on Jun 13, 2020
She is a widow, her husband having passed away for reasons I have never cared to find out. Those who know her in my home area call her Mama Hannah, a polite way among my Agikuyu community of referring to mothers. But her real name is Rose Kimani. I know that because Mum sometimes asks me to send her money via phone for the manual labour she comes to do on our farm.
Yes, Mum likes giving Mama Hannah some manual jobs to do on our farm. But for me, I confess to having disliked Mama Hannah so much that I have wished Mum could hire someone else instead of her. There have been mornings I have woken up feeling resentful that Mama Hannah was coming at home to work on our farm.
I don't know why I have disliked Mama Hannah that much in spite of her having never done anything wrong to me. Lately, it dawned on me that I have disliked her because she bears some resemblance with another woman I will call Liz (not her real name) who I came to hate for treating me in a bossy, domineering way. Okay, let me tell you more about Liz.
Liz came into my life when she was employed as a receptionist of a music school where I used to teach piano in 2015. By the time she was hired as a receptionist some time in December that year, I had already been teaching in the school for more than ten months. New in the school as she was, she became very bossy towards me. She would allocate me duties that were hers and when I declined to do them, she would loathe me.
I particularly recall one time when Liz tried to domineer me. That time, she entered into the room I was in, closed its door and came to where I was. Because the door of the room had a malfunctioning handle, it opened itself after Liz entered. And when she realized the door was open, she asked me to go close it. I refused because I felt she was taking advantage of me.
A few days later, probably because she was getting infuriated by me not obeying her orders, Liz commanded me not to pass through the same room whose door had a malfunctioning handle. I disobeyed her and entered the room. A couple of seconds later, she came after me and rebuked me for leaving the door of the room open. And this was the same door she also had left open a few days before.

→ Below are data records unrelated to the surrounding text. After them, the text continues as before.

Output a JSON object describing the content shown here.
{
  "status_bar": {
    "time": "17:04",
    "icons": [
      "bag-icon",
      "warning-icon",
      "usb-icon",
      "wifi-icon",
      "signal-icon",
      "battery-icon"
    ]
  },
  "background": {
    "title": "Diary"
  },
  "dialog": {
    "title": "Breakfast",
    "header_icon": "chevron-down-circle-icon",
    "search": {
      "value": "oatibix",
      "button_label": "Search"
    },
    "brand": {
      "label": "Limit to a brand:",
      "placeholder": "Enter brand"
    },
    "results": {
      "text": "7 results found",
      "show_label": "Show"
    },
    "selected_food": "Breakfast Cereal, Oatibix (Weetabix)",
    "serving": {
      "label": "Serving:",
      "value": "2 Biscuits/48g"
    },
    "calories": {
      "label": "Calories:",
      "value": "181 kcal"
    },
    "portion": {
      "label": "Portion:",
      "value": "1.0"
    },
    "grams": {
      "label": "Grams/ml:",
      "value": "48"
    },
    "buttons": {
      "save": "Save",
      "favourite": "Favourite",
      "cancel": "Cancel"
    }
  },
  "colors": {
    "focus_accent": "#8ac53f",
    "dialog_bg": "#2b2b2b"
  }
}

For Liz having treated me in a bossy way and allocating me duties that were hers, I came to hate her. She was actually one of the reasons I left the music school where we worked together. And it is because of that hatred I had towards Liz that I have also disliked Mama Hannah, for the two bear some resemblance with one another as I have already said.
Coming to think of it, Mama Hannah has a different character as she has been kind to me in the times I have interacted with her. She sometimes addresses me by my name "Thuita" when talking to me. And whenever we meet on the road while I go for my evening exercises, she makes an effort of greeting me. A couple of weeks ago when we met in the evening, she cautioned me that I could get arrested for not wearing a face mask in these times of Covid-19 disease crisis.
And Mama Hannah probably finds me a handsome young man because she once informed me she has a daughter I could get engaged to. Well, I can't recall how I reacted to her proposal but it now boosts my self-esteem to know there are women who find me worthy of a relationship. (By the way, Mama Hannah wasn't the first woman who wanted me to fall in love with her daughter. There have been a few others.)
I now regret having disliked Mama Hannah given how kind she has been to me. Yesterday when I reflected on my attitude towards Mama Hannah, I remembered a prayer I came across in Rick Warren's best-selling book, The Purpose Driven Life. The prayer went as follows:
God, whether I get anything else done today, I want to make sure I spend time loving You and other people because that's what life is all about.Quite an insightful prayer, isn't it? I will heed its wisdom by liking Mama Hannah and appreciating the work she comes to do on our farm. She is, after all, a widow who is working hard to support her family.
RECOMMENDATION: If you've enjoyed this story on loving people, you might also enjoy another one I wrote two years ago on "Cultivating Love". Just click on that link in blue to dive straight into the story.